Described as a ‘do-it-yourself culture on steroids,’ the Maker Movement is all about everyday people utilizing open source technologies to create their own innovative projects. Facilitated by the Arduino microcontroller, makers have been able to come up with projects such as plants that tweet you when they need to be watered and homemade 3D printers. These open source technologies have made it easier for people to integrate the physical and digital world, and in turn democratizing the making process.
Alia Mahmoud, NYU graduate of International Business and Economic Development, sought to understand business’ business in peacemaking. After the Tunisian revolution she relocated there to spearhead a nonprofit initiative for job creation. In her TED talk, she speaks of the need for an entrepreneurial revolution in Tunisia to integrate the masses of unemployed youth back into society. Mahmoud acknowledges that to inspire change there must be a reworking of the education, banking, and private sectors.
Cyclists worried about not getting enough upper body exercise can worry no more. The Swiss-designed bicycle, RaXibo incorporates upper body action by altering the traditional handlebars. The bike has hand pedals that mimic the motion of your feet, allowing for a full body workout.
TechShop: Democratizing Access To The Tools of Innovation from Maker Faire and Maker Faire on FORA.tv
A hundred dollars a month now gives you access to the tools of the new third industrial revolution. Mark Hatch, CEO of TechShop talks here at the MakerFaire about TechShop is giving people confidence to use innovative new tools and show examples of makers who are changing the world with access to machines, some training, and a shared workspace.
MaKey MaKey is a great new Kickstarter project! It turns any possible surface into an interface for computing using alligator clips. Described as an invention kit for the 21st century, MaKey MaKey turns everyday objects into touchpads and combines them with the internet. It's a simple Invention Kit for Beginners and Experts doing art, engineering, and everything in between. I can't wait to get my hands on a banana piano!
The Hardware Innovation Workshop, a conference on business and the maker movement, took place this past weekend. In this preview Tim O'Reilly discusses the event. Look out for the keynotes shortly on KuriousWax but here is a preview for the moment "MAKE will present a hands-on showcase of compelling devices, products, and platforms that are shaping the future of manufacturing and the global economy. Get up close and personal with the makers of these pioneering innovations that have the power to make and move markets."
In this talk, Fabian Hemmert talks about the democratization of technological innovation.
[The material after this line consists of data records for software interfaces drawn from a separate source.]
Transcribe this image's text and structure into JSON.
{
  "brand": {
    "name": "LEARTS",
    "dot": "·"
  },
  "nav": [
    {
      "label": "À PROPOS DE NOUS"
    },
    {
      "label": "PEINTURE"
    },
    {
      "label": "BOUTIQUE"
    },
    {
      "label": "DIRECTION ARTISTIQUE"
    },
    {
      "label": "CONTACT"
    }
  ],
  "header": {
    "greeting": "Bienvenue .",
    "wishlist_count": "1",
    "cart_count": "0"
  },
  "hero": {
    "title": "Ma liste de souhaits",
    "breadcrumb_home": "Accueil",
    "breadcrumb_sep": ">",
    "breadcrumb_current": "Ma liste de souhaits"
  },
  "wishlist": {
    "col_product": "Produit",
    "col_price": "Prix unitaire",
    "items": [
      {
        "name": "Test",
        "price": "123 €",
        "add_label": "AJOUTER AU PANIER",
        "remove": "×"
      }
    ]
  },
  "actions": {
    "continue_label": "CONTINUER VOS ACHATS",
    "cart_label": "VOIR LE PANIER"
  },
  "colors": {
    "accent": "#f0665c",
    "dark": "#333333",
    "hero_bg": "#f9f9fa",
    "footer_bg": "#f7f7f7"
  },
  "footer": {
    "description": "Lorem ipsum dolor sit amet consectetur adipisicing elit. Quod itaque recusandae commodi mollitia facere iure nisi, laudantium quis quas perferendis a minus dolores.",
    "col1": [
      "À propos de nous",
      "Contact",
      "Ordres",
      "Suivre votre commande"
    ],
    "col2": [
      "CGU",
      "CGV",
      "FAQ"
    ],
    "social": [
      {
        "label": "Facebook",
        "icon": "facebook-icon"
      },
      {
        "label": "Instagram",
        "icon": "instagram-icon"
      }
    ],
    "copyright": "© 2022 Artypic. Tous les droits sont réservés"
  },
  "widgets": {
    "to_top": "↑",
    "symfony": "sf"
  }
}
He shows a series of projects conducted at the Design Research Lab in Berlin, which, rather than serving the average user, embraced niches and extremes.
JP Rangaswami discusses the following interrogations: did technology make our lives easier or worse? What are the things that got better, beyond the obvious and utopian views? Did technologies make our jobs easier or worse? Are we collaborating better?
The question for our age is not 'Can it be built? but 'Should it built?' - Eric Ries' Lean Startup philosophy supposes that innovation and entrepreneurial spirit can be measured, managed and thus taught to everyone. The ideas in this talk that he gave at LSE are increasingly relevant for a world where objects are increasingly connected to the web, knowledge is lateral and therefore almost anything can be built. The only consideration is whether time and money should be ploughed into building said 'things'. Ries lays out a measurement foundation experiment which he calls a Minimal Viable Product,...